═════ THE DATA

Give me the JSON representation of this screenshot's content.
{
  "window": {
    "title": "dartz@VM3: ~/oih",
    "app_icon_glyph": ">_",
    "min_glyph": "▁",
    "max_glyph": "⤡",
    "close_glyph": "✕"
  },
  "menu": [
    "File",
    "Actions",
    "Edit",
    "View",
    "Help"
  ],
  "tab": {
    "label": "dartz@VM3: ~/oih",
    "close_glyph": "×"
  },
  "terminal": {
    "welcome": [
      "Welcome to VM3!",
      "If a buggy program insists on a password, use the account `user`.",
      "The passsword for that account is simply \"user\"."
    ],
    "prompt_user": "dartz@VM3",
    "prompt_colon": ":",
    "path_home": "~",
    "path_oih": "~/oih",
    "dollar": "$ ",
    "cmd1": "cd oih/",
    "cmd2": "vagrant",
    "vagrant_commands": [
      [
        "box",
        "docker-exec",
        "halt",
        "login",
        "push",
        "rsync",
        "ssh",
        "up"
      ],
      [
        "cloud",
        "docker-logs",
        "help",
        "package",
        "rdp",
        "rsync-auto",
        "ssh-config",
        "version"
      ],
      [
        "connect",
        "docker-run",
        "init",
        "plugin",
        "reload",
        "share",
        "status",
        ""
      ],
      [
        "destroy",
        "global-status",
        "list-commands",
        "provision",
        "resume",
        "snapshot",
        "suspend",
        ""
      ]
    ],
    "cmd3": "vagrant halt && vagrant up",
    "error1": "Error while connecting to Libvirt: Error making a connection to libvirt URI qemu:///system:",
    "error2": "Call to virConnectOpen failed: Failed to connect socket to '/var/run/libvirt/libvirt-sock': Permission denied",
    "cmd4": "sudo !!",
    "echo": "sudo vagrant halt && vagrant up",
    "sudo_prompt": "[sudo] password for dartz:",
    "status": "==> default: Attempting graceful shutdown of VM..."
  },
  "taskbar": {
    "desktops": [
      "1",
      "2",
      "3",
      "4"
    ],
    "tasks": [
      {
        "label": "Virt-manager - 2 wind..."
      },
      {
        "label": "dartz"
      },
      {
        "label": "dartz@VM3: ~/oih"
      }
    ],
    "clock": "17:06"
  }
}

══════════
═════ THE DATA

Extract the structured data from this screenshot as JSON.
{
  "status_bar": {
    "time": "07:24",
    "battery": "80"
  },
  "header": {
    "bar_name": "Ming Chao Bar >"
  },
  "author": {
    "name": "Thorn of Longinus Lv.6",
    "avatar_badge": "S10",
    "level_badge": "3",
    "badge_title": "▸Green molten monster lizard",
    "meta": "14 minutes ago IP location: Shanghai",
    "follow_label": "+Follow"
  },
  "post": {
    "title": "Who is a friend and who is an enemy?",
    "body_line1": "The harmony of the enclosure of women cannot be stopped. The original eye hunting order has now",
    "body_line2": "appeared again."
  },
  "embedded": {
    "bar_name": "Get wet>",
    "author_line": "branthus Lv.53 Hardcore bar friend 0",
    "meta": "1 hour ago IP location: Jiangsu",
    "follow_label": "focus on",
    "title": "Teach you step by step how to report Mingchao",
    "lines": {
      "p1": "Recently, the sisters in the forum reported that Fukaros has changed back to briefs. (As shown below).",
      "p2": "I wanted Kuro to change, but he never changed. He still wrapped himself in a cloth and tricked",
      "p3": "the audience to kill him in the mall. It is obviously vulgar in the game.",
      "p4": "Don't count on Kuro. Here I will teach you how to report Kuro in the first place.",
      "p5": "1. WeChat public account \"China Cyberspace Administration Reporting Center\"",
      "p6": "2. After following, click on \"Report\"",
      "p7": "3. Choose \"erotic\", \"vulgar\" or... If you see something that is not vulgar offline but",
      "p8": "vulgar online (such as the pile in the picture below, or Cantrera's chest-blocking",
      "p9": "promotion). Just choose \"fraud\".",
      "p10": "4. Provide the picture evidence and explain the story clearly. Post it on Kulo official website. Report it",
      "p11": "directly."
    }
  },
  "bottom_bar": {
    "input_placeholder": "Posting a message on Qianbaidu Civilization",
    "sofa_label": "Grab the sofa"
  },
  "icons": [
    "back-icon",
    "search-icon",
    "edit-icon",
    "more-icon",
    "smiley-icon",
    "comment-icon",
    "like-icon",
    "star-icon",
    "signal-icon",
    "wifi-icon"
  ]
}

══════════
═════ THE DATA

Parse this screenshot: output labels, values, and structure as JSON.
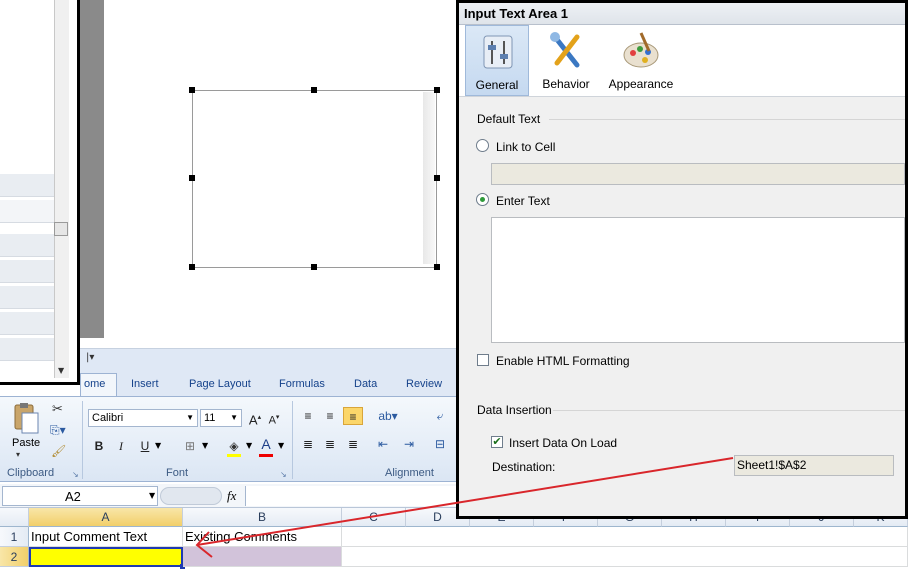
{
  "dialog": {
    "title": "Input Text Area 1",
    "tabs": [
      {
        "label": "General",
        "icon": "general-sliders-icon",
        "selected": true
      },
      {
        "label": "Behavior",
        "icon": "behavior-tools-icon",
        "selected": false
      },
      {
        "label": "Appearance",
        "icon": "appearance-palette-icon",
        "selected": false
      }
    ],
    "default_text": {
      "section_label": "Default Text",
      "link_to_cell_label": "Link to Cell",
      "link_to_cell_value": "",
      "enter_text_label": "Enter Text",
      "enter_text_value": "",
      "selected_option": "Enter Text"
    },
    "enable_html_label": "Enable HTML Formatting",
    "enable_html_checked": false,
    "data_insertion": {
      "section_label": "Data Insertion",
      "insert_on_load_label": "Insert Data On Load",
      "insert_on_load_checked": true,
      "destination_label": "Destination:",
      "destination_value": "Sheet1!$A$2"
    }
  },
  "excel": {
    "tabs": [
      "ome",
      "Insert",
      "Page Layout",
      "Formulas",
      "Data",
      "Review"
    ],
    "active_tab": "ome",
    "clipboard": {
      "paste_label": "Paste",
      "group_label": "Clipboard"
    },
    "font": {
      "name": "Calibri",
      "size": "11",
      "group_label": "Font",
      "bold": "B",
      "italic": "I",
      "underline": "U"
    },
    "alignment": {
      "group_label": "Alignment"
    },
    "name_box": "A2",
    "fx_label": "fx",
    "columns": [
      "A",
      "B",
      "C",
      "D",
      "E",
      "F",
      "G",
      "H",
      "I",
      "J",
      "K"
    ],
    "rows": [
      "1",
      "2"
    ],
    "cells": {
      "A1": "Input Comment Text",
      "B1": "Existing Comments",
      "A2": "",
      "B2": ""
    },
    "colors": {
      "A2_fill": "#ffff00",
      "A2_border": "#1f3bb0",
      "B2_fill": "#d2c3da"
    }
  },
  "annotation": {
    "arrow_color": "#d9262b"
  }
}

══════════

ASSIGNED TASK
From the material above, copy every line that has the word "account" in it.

EXERCISE ANSWER
      "If a buggy program insists on a password, use the account `user`.",
      "The passsword for that account is simply \"user\"."
      "p5": "1. WeChat public account \"China Cyberspace Administration Reporting Center\"",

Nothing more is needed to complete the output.